“That’s what we’re trying to do is clean up our portion that’s being sent into the river,” Day said. “Our plant is actually designed for two million gallons per day with a peak of four million gallons. The peak is when we have a rain event. The peak will increase to 12 million once we have everything accomplished we want to accomplish during these phases.”

Once the rate increases pass the third reading the new rates could be in effect as early as Oct. 1, 2013. Bids would be solicited until Oct. 15 with construction expected to begin on improvements to older equipment in February, 2014. That phase should be completed in 2015.

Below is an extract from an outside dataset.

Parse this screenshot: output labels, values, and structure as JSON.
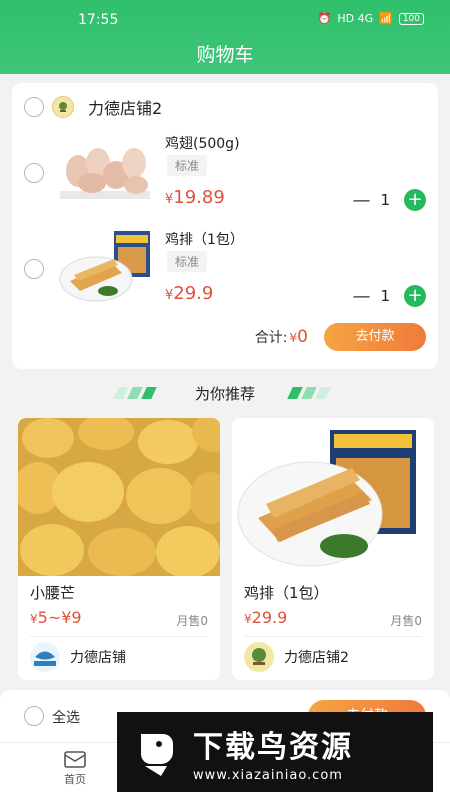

Design work is done on the final phase, which includes the new holding tanks, with that final phase in construction planned for 2017 to fulfill the EPA mandate. This proposed rate structure now would accommodate the majority of the mandated projects with the potential for a storm water utility rate to help pay for the final storage tank capacity phase.

New water rates were approved on first and second reading in Ordinance 2013-10 on a motion from Council member Brad Berkemeier with a second by member Brian Sheehan.

Rate increases for wastewater passed first and second readings in Ordinance 2013-11 with a motion by Sheehan and seconded by Berkemeier. Council president Bob Bridges and members Brian Conner and Craig Smith also voted in favor of the rate increases that all agreed were essential for Rushville to move forward and meet the federal mandate.

The City Utilities is governed by a Utility Service Board, which is comprised of five members and the city attorney. Members include chair Brian Bess, secretary Greg Coffin, Tim Sheehan, Butch Singleton, Phil Starkey and attorney Geoff Wesling.

Members of the Utilities board supported the Council decision and said it was time for Rushville to move ahead and address the improvements needed to fulfill the mandate.

Beyond the EPA mandate that overflows end, talk continues locally in less formal settings of utilizing the Flatrock River for recreation, fishing and even boating with work beginning on a new boat ramp near the amphitheater area.

While the EPA mandate has been a daunting hurdle for Rushville and communities across the nation to address, having a plan that ends raw sewage overflow in the river during rain events is something that can only add to the possibility of the river increasing its place as a healthy and cleaner recreation destination in the future.